I must preface this by saying that my disagreement has nothing to do with the fact that I love Heejun Han. I am able to disassociate the emotional swell of my crush from my crush object’s actual abilities. [I just happened to luck out with this year’s season of Top Chef in that my TV husband Paul Qui did deserve to take home the crown] Do I think Heejun has the strongest voice? No. Do I think he will win American Idol? Not really. But I do think he’s become an Asian American pop culture revolutionary?
And Jimmy Iovine’s mini-rant about Heejun’s class clown persona and that the show is not “American Comedian,” just further cemented that belief for me.
Let’s face it, Asian Americans have not fared well on American Idol. The contestants of Asian descent who have made it past Hollywood Week have typically been … boring. Technically skilled, but not as captivating as they could have been, whether it was due to song choice (i.e. snoozy ballads) or lack of stage presence (Oh, Thia Megia…). Season 3’s Camile Velasco (who awesomely sang the hook to The Fugee’s “Ready or Not” in her audition) was just too hip to conform to Idol’s staid routine even in its early seasons and even AI’s resident Asian stud John Park (the one who set Shania Twain’s loins afire during his audition) failed to excite audiences. It’s been argued that singers who receive little screen time during the Hollywood Week episodes are facing one hell of an uphill battle to capture the hearts of America once voting begins, especially if they don’t have a maudlin backstory to tug on viewers’ heartstrings. I think that’s true for a show like Idol — and its competition The X-Factor — which put a large emphasis on creating a “package” star.
And who had a ton of well-deserved Hollywood Week time? Heejun Han. Since his audition, he’s been giving America some of the best deadpan one liners that reality TV has ever seen. Even his facial expressions — though, often bordering on the absurd — are genius. Plus, he really can sing. So while Jimmy and the increasingly joyless Ryan Seacrest question how seriously Heejun is taking the competition, they’d be naive to think he’s not taking his career seriously.

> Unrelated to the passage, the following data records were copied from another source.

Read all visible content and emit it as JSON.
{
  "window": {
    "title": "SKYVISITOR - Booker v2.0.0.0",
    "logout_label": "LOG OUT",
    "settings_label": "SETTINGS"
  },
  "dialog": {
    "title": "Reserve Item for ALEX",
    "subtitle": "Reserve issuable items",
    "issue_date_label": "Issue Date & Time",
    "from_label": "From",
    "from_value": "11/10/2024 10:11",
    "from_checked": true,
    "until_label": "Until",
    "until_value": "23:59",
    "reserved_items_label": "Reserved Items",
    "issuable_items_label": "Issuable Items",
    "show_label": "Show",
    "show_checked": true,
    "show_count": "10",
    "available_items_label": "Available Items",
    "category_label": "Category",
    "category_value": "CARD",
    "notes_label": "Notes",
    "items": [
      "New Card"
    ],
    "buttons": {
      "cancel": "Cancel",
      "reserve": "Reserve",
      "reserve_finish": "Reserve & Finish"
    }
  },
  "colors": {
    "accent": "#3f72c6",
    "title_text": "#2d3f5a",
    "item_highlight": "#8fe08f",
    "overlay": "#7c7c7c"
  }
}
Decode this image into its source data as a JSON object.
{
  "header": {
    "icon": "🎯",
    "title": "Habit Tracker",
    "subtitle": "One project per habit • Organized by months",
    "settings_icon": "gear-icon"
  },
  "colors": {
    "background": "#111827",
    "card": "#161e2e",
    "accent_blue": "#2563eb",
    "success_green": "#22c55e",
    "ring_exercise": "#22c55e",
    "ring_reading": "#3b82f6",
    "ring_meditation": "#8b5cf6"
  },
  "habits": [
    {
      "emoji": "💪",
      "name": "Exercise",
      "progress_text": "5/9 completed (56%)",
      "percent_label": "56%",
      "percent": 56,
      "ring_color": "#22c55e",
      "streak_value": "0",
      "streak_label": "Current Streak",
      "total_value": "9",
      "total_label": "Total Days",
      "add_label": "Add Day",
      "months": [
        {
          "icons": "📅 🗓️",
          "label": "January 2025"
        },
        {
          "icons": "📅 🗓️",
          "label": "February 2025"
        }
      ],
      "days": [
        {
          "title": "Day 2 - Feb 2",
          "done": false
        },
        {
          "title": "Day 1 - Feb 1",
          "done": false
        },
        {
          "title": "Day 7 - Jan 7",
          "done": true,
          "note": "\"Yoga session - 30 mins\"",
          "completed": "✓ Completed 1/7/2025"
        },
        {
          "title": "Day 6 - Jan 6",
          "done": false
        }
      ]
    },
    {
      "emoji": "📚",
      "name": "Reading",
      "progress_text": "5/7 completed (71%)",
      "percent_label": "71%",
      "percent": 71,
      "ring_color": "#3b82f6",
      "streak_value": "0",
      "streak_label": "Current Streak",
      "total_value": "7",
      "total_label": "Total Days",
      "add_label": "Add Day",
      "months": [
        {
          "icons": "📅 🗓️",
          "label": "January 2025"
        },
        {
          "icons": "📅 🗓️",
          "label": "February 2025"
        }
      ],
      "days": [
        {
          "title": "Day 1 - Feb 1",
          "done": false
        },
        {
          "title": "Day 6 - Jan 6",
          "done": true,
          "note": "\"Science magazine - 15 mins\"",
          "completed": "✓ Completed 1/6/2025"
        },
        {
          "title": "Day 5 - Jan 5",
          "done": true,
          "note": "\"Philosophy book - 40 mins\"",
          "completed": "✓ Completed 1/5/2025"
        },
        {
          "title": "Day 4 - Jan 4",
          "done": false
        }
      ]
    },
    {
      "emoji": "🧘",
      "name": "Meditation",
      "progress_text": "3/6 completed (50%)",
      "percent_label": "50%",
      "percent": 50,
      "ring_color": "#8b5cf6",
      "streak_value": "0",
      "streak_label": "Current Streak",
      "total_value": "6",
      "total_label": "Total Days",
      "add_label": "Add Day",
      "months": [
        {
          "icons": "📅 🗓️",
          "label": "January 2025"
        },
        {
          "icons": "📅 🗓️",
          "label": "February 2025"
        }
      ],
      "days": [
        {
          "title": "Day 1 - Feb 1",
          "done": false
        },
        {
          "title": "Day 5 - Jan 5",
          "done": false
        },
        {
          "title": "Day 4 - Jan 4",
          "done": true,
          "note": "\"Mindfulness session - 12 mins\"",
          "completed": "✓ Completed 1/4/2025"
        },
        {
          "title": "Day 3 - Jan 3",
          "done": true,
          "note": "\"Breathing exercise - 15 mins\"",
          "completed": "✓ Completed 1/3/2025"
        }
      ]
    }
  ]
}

By Fatemeh Fakhraie
Welp, we knew it was coming and now it’s here. It only took a little more than two minutes for Shahs of Sunset to pique my interest – and make me nervous.